┌────────

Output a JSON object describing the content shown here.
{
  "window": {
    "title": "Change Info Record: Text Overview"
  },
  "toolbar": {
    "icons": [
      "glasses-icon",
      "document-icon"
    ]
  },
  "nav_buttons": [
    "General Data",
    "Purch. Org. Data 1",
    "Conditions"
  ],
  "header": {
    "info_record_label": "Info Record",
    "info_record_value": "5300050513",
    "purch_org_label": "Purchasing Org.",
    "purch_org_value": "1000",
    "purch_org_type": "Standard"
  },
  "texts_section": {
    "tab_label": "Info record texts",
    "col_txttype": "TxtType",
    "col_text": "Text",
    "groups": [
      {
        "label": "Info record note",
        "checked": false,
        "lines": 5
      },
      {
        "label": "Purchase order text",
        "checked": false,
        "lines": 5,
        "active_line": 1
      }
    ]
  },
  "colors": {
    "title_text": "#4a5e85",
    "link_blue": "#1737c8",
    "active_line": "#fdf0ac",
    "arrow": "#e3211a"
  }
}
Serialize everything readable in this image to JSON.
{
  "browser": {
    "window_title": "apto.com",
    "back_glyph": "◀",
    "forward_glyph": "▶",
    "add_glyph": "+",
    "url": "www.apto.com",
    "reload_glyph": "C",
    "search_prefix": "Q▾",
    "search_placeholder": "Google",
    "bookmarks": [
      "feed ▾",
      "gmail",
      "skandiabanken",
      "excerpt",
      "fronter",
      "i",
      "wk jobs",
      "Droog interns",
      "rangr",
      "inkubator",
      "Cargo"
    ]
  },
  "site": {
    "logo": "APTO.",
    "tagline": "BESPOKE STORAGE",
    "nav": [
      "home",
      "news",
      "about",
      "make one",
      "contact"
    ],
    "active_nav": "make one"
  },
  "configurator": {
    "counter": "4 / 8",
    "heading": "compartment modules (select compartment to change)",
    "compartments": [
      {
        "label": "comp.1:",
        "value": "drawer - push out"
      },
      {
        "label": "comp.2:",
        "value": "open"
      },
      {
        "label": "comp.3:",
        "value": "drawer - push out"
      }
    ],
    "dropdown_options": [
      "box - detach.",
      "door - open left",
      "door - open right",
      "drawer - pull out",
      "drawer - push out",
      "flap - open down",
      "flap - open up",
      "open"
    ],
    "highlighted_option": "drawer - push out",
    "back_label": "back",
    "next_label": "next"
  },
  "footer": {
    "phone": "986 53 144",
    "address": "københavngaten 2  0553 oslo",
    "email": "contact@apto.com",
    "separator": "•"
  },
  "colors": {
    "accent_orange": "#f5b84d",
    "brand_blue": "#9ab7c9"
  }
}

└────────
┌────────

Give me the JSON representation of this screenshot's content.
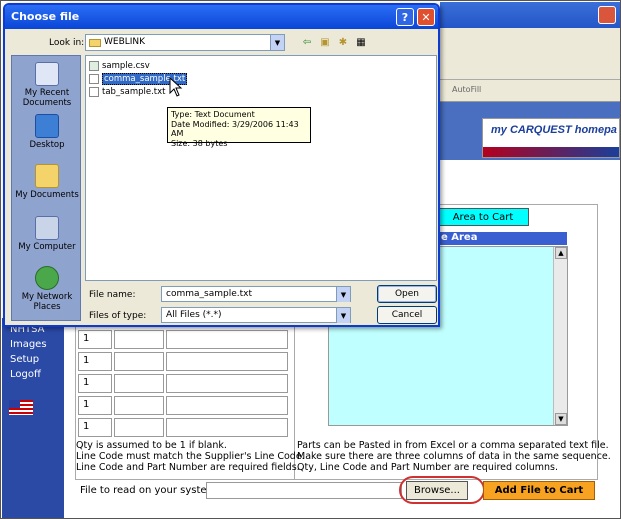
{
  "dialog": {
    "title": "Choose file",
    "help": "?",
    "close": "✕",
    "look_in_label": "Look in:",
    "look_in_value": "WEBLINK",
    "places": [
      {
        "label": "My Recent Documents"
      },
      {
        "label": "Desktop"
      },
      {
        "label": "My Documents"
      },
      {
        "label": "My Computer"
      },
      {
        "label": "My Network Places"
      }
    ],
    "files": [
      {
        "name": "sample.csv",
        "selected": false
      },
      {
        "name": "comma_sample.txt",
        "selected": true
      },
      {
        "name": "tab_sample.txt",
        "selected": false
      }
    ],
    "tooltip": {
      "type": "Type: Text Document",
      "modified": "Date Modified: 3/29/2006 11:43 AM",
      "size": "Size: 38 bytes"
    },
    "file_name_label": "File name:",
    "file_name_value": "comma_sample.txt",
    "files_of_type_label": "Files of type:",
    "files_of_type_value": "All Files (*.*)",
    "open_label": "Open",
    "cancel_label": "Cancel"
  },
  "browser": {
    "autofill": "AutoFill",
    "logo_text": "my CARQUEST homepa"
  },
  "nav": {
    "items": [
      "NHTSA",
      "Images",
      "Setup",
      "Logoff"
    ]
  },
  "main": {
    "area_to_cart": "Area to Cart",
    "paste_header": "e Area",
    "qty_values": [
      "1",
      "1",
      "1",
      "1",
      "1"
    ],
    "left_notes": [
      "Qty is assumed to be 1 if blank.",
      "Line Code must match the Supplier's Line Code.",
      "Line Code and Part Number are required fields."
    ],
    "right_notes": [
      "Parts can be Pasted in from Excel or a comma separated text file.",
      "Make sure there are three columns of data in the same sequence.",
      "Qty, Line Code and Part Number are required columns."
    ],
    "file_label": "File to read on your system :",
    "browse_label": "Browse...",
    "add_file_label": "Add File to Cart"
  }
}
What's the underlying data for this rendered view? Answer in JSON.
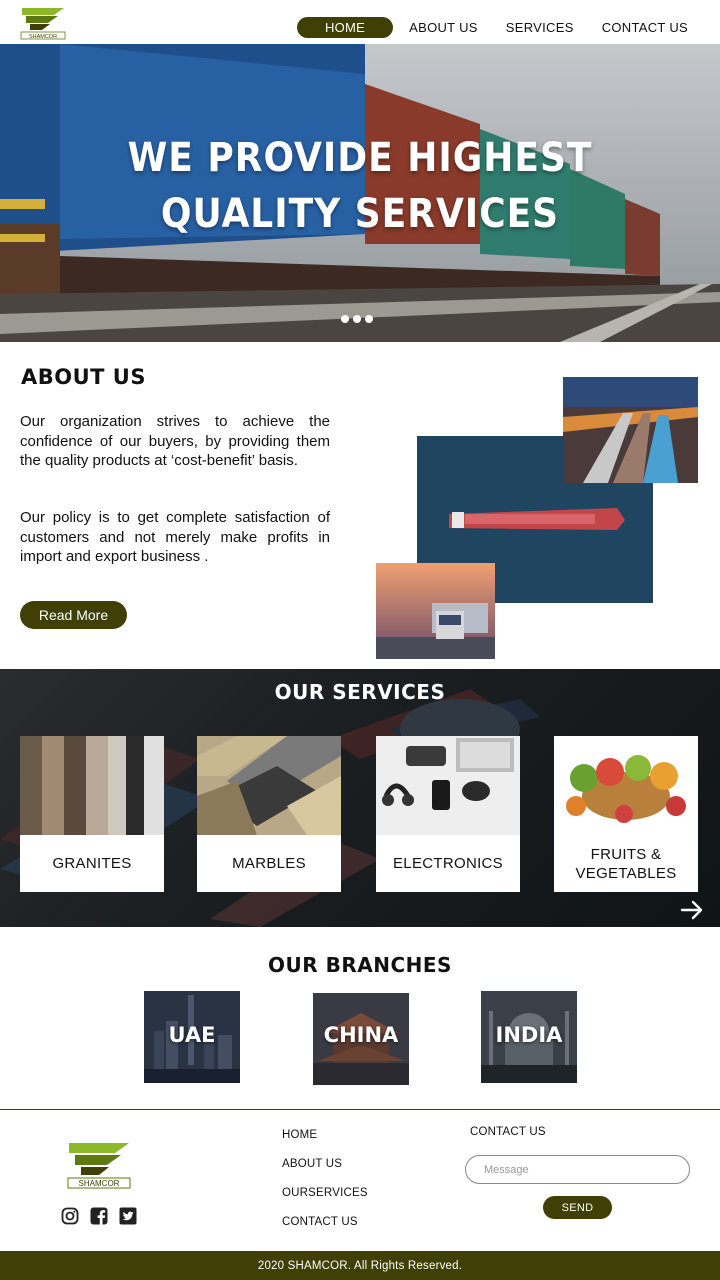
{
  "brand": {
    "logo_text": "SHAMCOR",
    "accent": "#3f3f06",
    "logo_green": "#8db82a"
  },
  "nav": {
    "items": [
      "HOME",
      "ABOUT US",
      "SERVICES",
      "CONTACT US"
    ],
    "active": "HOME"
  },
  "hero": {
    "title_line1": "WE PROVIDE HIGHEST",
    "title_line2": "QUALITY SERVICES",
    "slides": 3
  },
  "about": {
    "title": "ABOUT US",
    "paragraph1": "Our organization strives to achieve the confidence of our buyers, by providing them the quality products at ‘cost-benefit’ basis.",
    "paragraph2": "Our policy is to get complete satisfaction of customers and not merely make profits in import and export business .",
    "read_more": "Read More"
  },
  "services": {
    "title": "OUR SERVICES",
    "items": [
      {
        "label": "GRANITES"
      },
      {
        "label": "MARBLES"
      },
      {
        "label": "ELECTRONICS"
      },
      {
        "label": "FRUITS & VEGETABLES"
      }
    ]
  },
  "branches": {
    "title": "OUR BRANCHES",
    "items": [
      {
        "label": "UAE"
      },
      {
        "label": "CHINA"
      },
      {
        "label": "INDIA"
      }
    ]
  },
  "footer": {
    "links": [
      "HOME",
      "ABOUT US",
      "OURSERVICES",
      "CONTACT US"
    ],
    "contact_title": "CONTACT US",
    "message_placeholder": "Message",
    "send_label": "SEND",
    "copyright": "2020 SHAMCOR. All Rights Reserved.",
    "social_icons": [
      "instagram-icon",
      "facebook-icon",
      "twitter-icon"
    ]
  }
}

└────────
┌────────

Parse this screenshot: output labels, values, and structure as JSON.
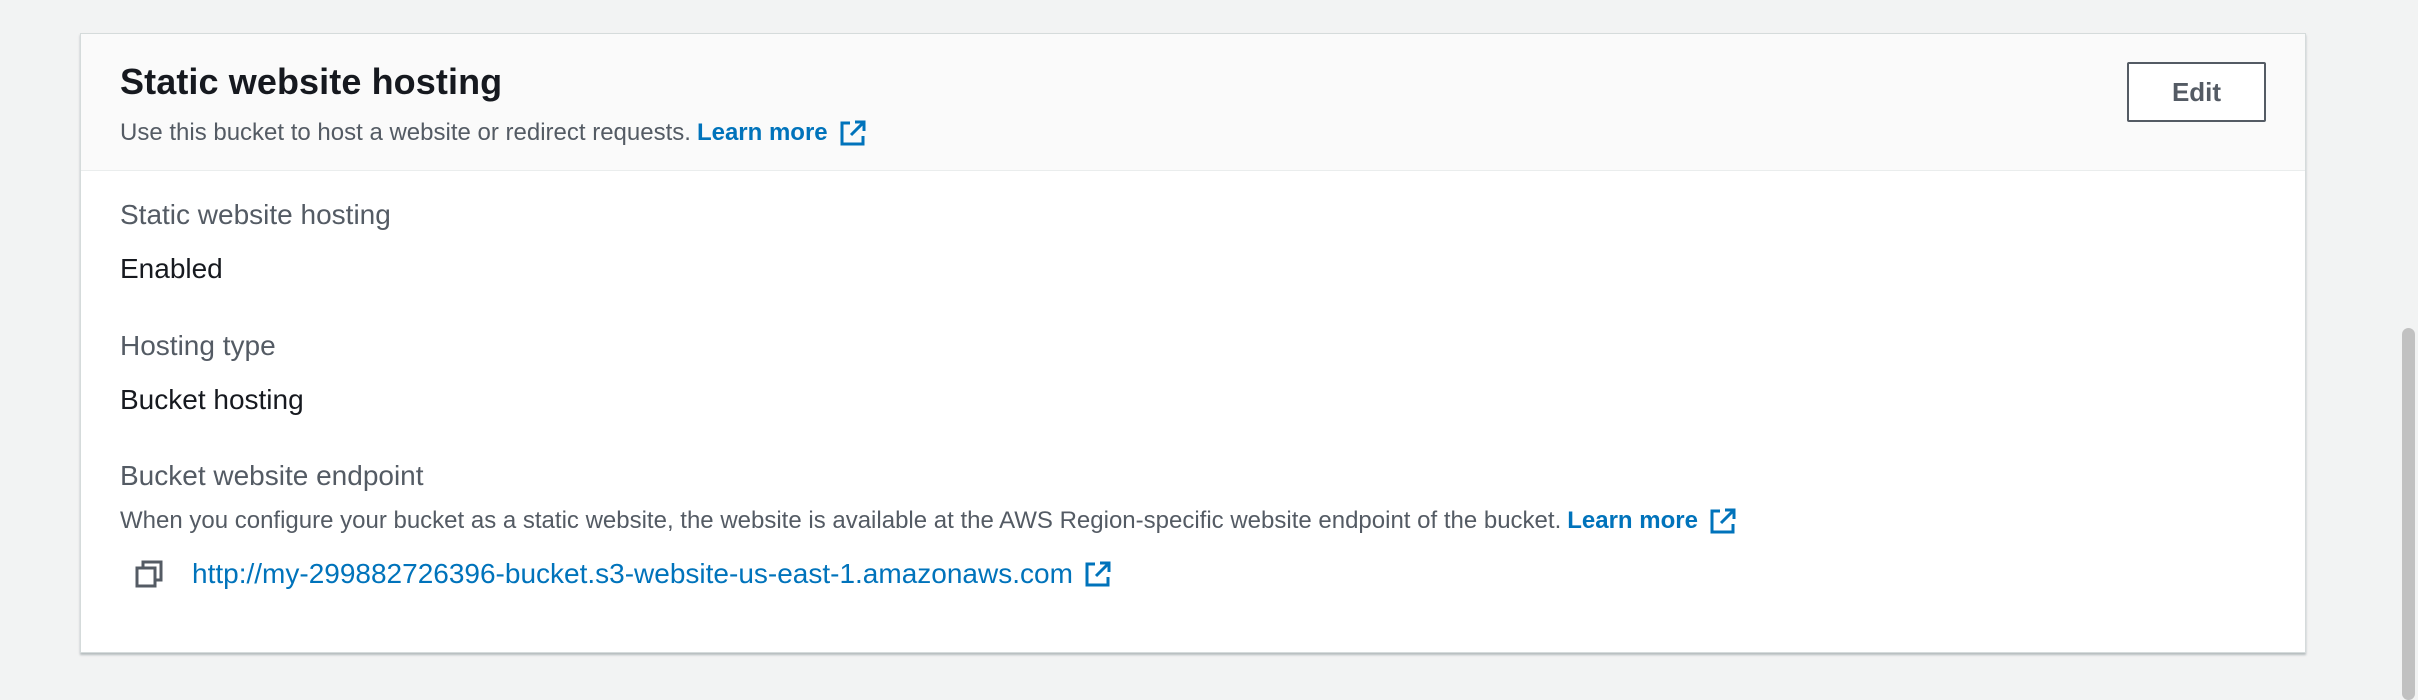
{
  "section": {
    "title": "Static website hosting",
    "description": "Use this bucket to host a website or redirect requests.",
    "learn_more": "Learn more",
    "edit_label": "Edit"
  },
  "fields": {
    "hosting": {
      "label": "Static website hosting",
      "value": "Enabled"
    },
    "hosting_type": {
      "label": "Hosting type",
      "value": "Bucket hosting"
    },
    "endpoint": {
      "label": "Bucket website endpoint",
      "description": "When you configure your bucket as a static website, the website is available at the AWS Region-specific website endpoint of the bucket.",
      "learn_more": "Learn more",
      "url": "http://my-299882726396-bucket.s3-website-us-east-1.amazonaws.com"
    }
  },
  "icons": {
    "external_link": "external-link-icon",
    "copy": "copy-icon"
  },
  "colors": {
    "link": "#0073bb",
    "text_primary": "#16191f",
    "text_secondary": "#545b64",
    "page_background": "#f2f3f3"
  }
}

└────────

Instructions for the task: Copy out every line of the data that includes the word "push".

Written solution:
        "value": "drawer - push out"
        "value": "drawer - push out"
      "drawer - push out",
    "highlighted_option": "drawer - push out",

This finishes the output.